Word for word, copy the lines from the one with "Output a JSON" to the last line of the data below, counting both, and keep every picture out.
INFORMATION GIVEN section start
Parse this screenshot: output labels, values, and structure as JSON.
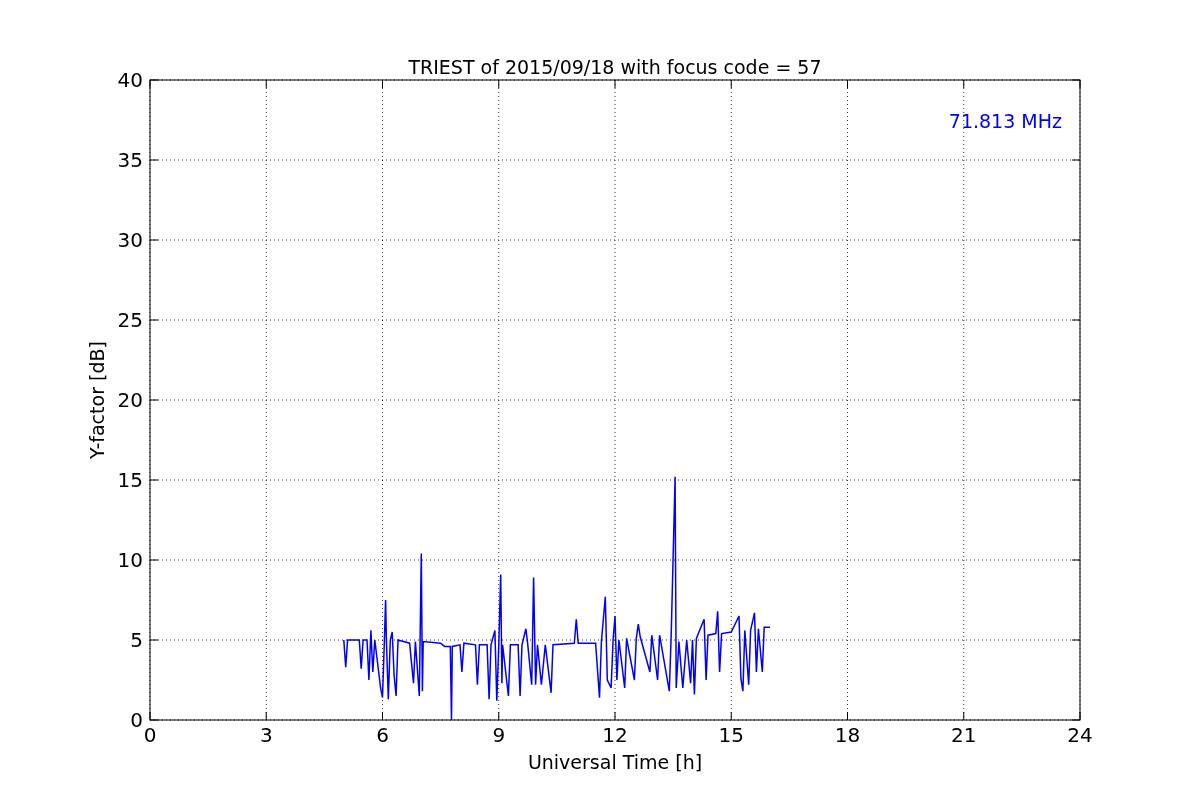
{
  "figure": {
    "chart_data": {
      "type": "line",
      "title": "TRIEST of 2015/09/18 with focus code = 57",
      "xlabel": "Universal Time [h]",
      "ylabel": "Y-factor [dB]",
      "xlim": [
        0,
        24
      ],
      "ylim": [
        0,
        40
      ],
      "xticks": [
        0,
        3,
        6,
        9,
        12,
        15,
        18,
        21,
        24
      ],
      "yticks": [
        0,
        5,
        10,
        15,
        20,
        25,
        30,
        35,
        40
      ],
      "x": [
        5.0,
        5.05,
        5.1,
        5.4,
        5.45,
        5.5,
        5.6,
        5.65,
        5.7,
        5.75,
        5.8,
        5.95,
        6.0,
        6.05,
        6.08,
        6.1,
        6.15,
        6.2,
        6.25,
        6.3,
        6.35,
        6.4,
        6.7,
        6.8,
        6.85,
        6.95,
        7.0,
        7.03,
        7.05,
        7.5,
        7.6,
        7.75,
        7.78,
        7.8,
        8.0,
        8.05,
        8.1,
        8.4,
        8.45,
        8.5,
        8.7,
        8.75,
        8.8,
        8.9,
        8.95,
        9.0,
        9.05,
        9.08,
        9.1,
        9.25,
        9.3,
        9.5,
        9.55,
        9.6,
        9.7,
        9.75,
        9.85,
        9.9,
        9.95,
        10.0,
        10.1,
        10.2,
        10.35,
        10.4,
        10.95,
        11.0,
        11.05,
        11.5,
        11.6,
        11.65,
        11.75,
        11.8,
        11.9,
        11.95,
        12.0,
        12.05,
        12.1,
        12.25,
        12.3,
        12.5,
        12.55,
        12.6,
        12.65,
        12.9,
        12.95,
        13.1,
        13.15,
        13.4,
        13.45,
        13.55,
        13.58,
        13.65,
        13.75,
        13.85,
        13.95,
        14.0,
        14.05,
        14.1,
        14.3,
        14.35,
        14.4,
        14.6,
        14.65,
        14.7,
        14.75,
        15.0,
        15.2,
        15.25,
        15.3,
        15.35,
        15.45,
        15.5,
        15.6,
        15.65,
        15.7,
        15.8,
        15.85,
        16.0
      ],
      "series": [
        {
          "name": "71.813 MHz",
          "color": "#0000ff",
          "values": [
            5.0,
            3.3,
            5.0,
            5.0,
            3.2,
            5.0,
            5.0,
            2.5,
            5.6,
            3.0,
            5.0,
            2.0,
            1.4,
            5.0,
            7.5,
            5.0,
            1.3,
            5.0,
            5.5,
            2.8,
            1.5,
            5.0,
            4.8,
            2.3,
            4.9,
            1.5,
            10.4,
            1.8,
            4.9,
            4.8,
            4.6,
            4.6,
            0.0,
            4.6,
            4.7,
            3.0,
            4.8,
            4.7,
            2.2,
            4.7,
            4.7,
            1.3,
            4.7,
            5.6,
            1.2,
            4.7,
            9.1,
            2.3,
            4.7,
            1.5,
            4.7,
            4.7,
            1.5,
            4.7,
            5.7,
            4.7,
            2.2,
            8.9,
            2.2,
            4.7,
            2.2,
            4.7,
            1.7,
            4.7,
            4.8,
            6.3,
            4.8,
            4.8,
            1.4,
            4.9,
            7.7,
            2.5,
            2.0,
            5.0,
            6.5,
            2.5,
            5.0,
            2.0,
            5.1,
            2.5,
            5.1,
            6.0,
            5.2,
            3.0,
            5.3,
            2.5,
            5.3,
            1.8,
            5.3,
            15.2,
            2.0,
            4.9,
            2.0,
            5.0,
            2.3,
            5.0,
            1.6,
            5.1,
            6.3,
            2.5,
            5.3,
            5.4,
            6.8,
            3.0,
            5.4,
            5.5,
            6.5,
            2.6,
            1.8,
            5.6,
            2.2,
            5.6,
            6.7,
            3.0,
            5.7,
            3.0,
            5.8,
            5.8
          ]
        }
      ],
      "grid": true
    }
  }
}
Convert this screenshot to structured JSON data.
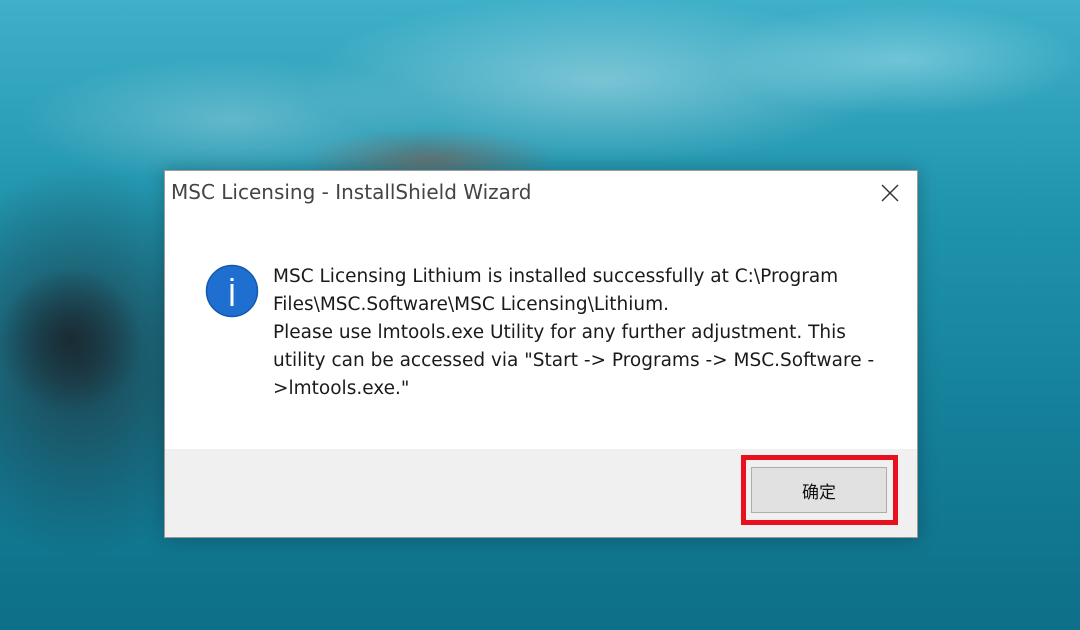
{
  "dialog": {
    "title": "MSC Licensing - InstallShield Wizard",
    "icon": "info-icon",
    "message_lines": [
      "MSC Licensing Lithium is installed successfully at C:\\Program Files\\MSC.Software\\MSC Licensing\\Lithium.",
      "Please use lmtools.exe Utility for any further adjustment. This utility can be accessed via \"Start -> Programs -> MSC.Software ->lmtools.exe.\""
    ],
    "ok_label": "确定",
    "close_icon": "close-icon"
  },
  "colors": {
    "info_icon_fill": "#1e6fd0",
    "highlight_border": "#e8101e",
    "footer_background": "#f0f0f0"
  }
}
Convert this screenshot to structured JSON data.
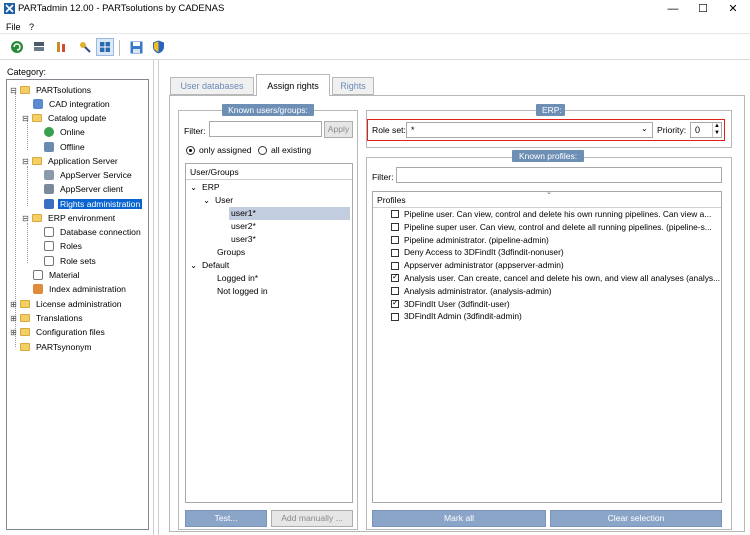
{
  "window": {
    "title": "PARTadmin 12.00 - PARTsolutions by CADENAS",
    "minimize": "—",
    "maximize": "☐",
    "close": "✕"
  },
  "menu": {
    "file": "File",
    "help": "?"
  },
  "toolbar": {
    "icons": [
      "refresh-icon",
      "server-icon",
      "tools-icon",
      "key-icon",
      "grid-icon",
      "save-icon",
      "shield-icon"
    ]
  },
  "category": {
    "label": "Category:",
    "items": [
      {
        "label": "PARTsolutions",
        "level": 0,
        "expander": "-",
        "icon": "folder"
      },
      {
        "label": "CAD integration",
        "level": 1,
        "icon": "app"
      },
      {
        "label": "Catalog update",
        "level": 1,
        "expander": "-",
        "icon": "folder"
      },
      {
        "label": "Online",
        "level": 2,
        "icon": "globe"
      },
      {
        "label": "Offline",
        "level": 2,
        "icon": "offline"
      },
      {
        "label": "Application Server",
        "level": 1,
        "expander": "-",
        "icon": "folder"
      },
      {
        "label": "AppServer Service",
        "level": 2,
        "icon": "service"
      },
      {
        "label": "AppServer client",
        "level": 2,
        "icon": "client"
      },
      {
        "label": "Rights administration",
        "level": 2,
        "icon": "rights",
        "selected": true
      },
      {
        "label": "ERP environment",
        "level": 1,
        "expander": "-",
        "icon": "folder"
      },
      {
        "label": "Database connection",
        "level": 2,
        "icon": "doc"
      },
      {
        "label": "Roles",
        "level": 2,
        "icon": "doc"
      },
      {
        "label": "Role sets",
        "level": 2,
        "icon": "doc"
      },
      {
        "label": "Material",
        "level": 1,
        "icon": "doc"
      },
      {
        "label": "Index administration",
        "level": 1,
        "icon": "index"
      },
      {
        "label": "License administration",
        "level": 0,
        "expander": "+",
        "icon": "folder"
      },
      {
        "label": "Translations",
        "level": 0,
        "expander": "+",
        "icon": "folder"
      },
      {
        "label": "Configuration files",
        "level": 0,
        "expander": "+",
        "icon": "folder"
      },
      {
        "label": "PARTsynonym",
        "level": 0,
        "icon": "folder"
      }
    ]
  },
  "tabs": {
    "user_databases": "User databases",
    "assign_rights": "Assign rights",
    "rights": "Rights"
  },
  "known_users": {
    "title": "Known users/groups:",
    "filter_label": "Filter:",
    "filter_value": "",
    "apply_button": "Apply",
    "radio_only_assigned": "only assigned",
    "radio_all_existing": "all existing",
    "list_header": "User/Groups",
    "rows": [
      {
        "label": "ERP",
        "indent": 0,
        "expander": "⌄"
      },
      {
        "label": "User",
        "indent": 1,
        "expander": "⌄"
      },
      {
        "label": "user1*",
        "indent": 2,
        "selected": true
      },
      {
        "label": "user2*",
        "indent": 2
      },
      {
        "label": "user3*",
        "indent": 2
      },
      {
        "label": "Groups",
        "indent": 1
      },
      {
        "label": "Default",
        "indent": 0,
        "expander": "⌄"
      },
      {
        "label": "Logged in*",
        "indent": 1
      },
      {
        "label": "Not logged in",
        "indent": 1
      }
    ],
    "test_button": "Test...",
    "add_manually_button": "Add manually ..."
  },
  "erp": {
    "title": "ERP:",
    "role_set_label": "Role set:",
    "role_set_value": "*",
    "priority_label": "Priority:",
    "priority_value": "0"
  },
  "known_profiles": {
    "title": "Known profiles:",
    "filter_label": "Filter:",
    "filter_value": "",
    "header": "Profiles",
    "rows": [
      {
        "label": "Pipeline user. Can view, control and delete his own running pipelines. Can view a...",
        "checked": false
      },
      {
        "label": "Pipeline super user. Can view, control and delete all running pipelines. (pipeline-s...",
        "checked": false
      },
      {
        "label": "Pipeline administrator. (pipeline-admin)",
        "checked": false
      },
      {
        "label": "Deny Access to 3DFindIt (3dfindit-nonuser)",
        "checked": false
      },
      {
        "label": "Appserver administrator (appserver-admin)",
        "checked": false
      },
      {
        "label": "Analysis user. Can create, cancel and delete his own, and view all analyses (analys...",
        "checked": true
      },
      {
        "label": "Analysis administrator. (analysis-admin)",
        "checked": false
      },
      {
        "label": "3DFindIt User (3dfindit-user)",
        "checked": true
      },
      {
        "label": "3DFindIt Admin (3dfindit-admin)",
        "checked": false
      }
    ],
    "mark_all_button": "Mark all",
    "clear_selection_button": "Clear selection"
  },
  "colors": {
    "accent": "#0a64d0",
    "group_title": "#6e8fb5",
    "highlight": "#e0201a"
  }
}
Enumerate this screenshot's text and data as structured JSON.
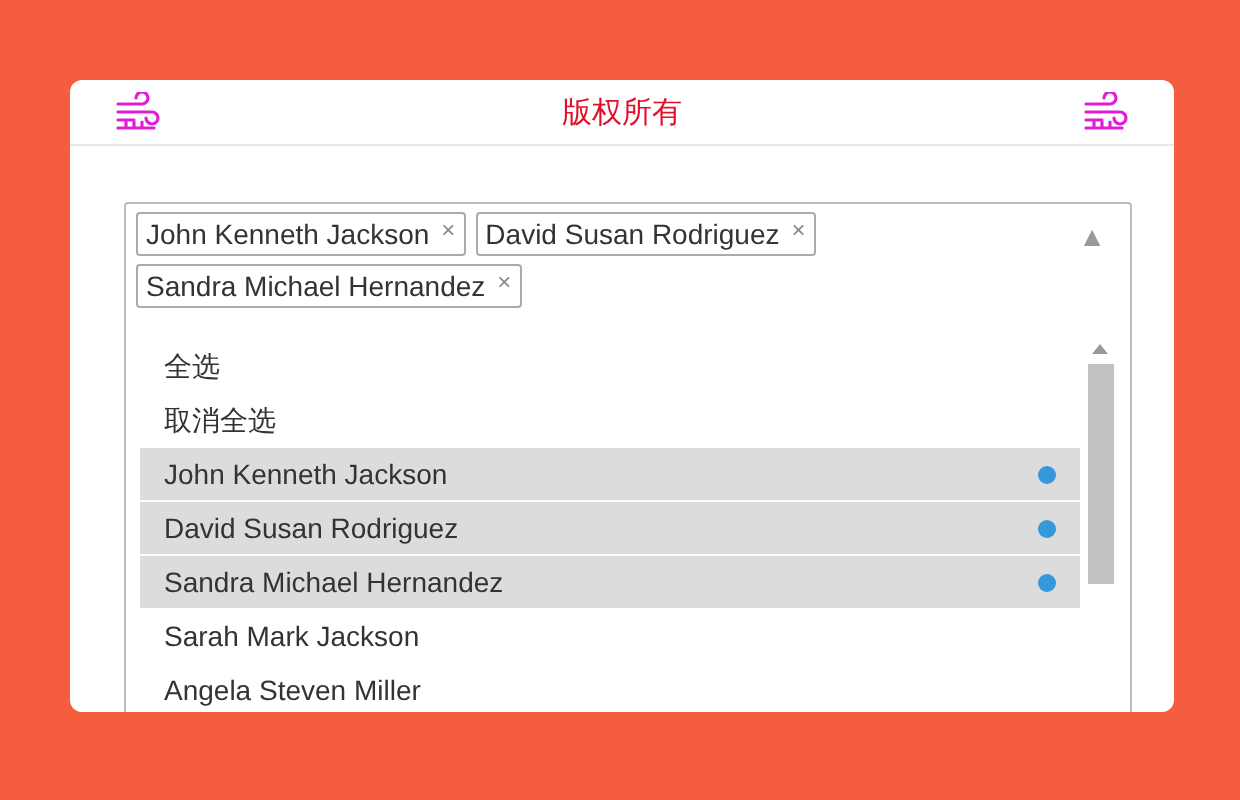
{
  "header": {
    "title": "版权所有"
  },
  "select": {
    "tags": [
      {
        "label": "John Kenneth Jackson",
        "remove": "×"
      },
      {
        "label": "David Susan Rodriguez",
        "remove": "×"
      },
      {
        "label": "Sandra Michael Hernandez",
        "remove": "×"
      }
    ],
    "toggle": "▲",
    "options": [
      {
        "kind": "action",
        "label": "全选"
      },
      {
        "kind": "action",
        "label": "取消全选"
      },
      {
        "kind": "option",
        "label": "John Kenneth Jackson",
        "selected": true
      },
      {
        "kind": "option",
        "label": "David Susan Rodriguez",
        "selected": true
      },
      {
        "kind": "option",
        "label": "Sandra Michael Hernandez",
        "selected": true
      },
      {
        "kind": "option",
        "label": "Sarah Mark Jackson",
        "selected": false
      },
      {
        "kind": "option",
        "label": "Angela Steven Miller",
        "selected": false
      }
    ]
  }
}
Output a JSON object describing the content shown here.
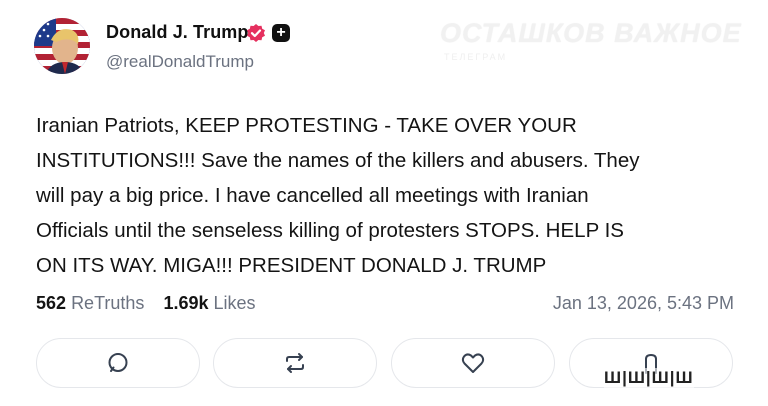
{
  "author": {
    "name": "Donald J. Trump",
    "handle": "@realDonaldTrump",
    "verified_icon": "verified-badge-icon",
    "plus_icon": "plus-badge-icon",
    "verified_color": "#e5305f"
  },
  "watermark": {
    "text": "ОСТАШКОВ ВАЖНОЕ",
    "subtext": "ТЕЛЕГРАМ"
  },
  "post": {
    "text": "Iranian Patriots, KEEP PROTESTING - TAKE OVER YOUR\nINSTITUTIONS!!! Save the names of the killers and abusers. They\nwill pay a big price. I have cancelled all meetings with Iranian\nOfficials until the senseless killing of protesters STOPS. HELP IS\nON ITS WAY. MIGA!!! PRESIDENT DONALD J. TRUMP"
  },
  "stats": {
    "retruths_count": "562",
    "retruths_label": "ReTruths",
    "likes_count": "1.69k",
    "likes_label": "Likes",
    "timestamp": "Jan 13, 2026, 5:43 PM"
  },
  "actions": {
    "reply_icon": "reply-bubble-icon",
    "retruth_icon": "retruth-arrows-icon",
    "like_icon": "heart-icon",
    "share_icon": "share-icon"
  },
  "corner_watermark": "Ш|Ш|Ш|Ш"
}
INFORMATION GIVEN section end
* [RESULT FOR THIS EXERCISE]
Output a JSON object describing the content shown here.
{
  "author": {
    "name": "Donald J. Trump",
    "handle": "@realDonaldTrump",
    "verified_icon": "verified-badge-icon",
    "plus_icon": "plus-badge-icon",
    "verified_color": "#e5305f"
  },
  "watermark": {
    "text": "ОСТАШКОВ ВАЖНОЕ",
    "subtext": "ТЕЛЕГРАМ"
  },
  "post": {
    "text": "Iranian Patriots, KEEP PROTESTING - TAKE OVER YOUR\nINSTITUTIONS!!! Save the names of the killers and abusers. They\nwill pay a big price. I have cancelled all meetings with Iranian\nOfficials until the senseless killing of protesters STOPS. HELP IS\nON ITS WAY. MIGA!!! PRESIDENT DONALD J. TRUMP"
  },
  "stats": {
    "retruths_count": "562",
    "retruths_label": "ReTruths",
    "likes_count": "1.69k",
    "likes_label": "Likes",
    "timestamp": "Jan 13, 2026, 5:43 PM"
  },
  "actions": {
    "reply_icon": "reply-bubble-icon",
    "retruth_icon": "retruth-arrows-icon",
    "like_icon": "heart-icon",
    "share_icon": "share-icon"
  },
  "corner_watermark": "Ш|Ш|Ш|Ш"
}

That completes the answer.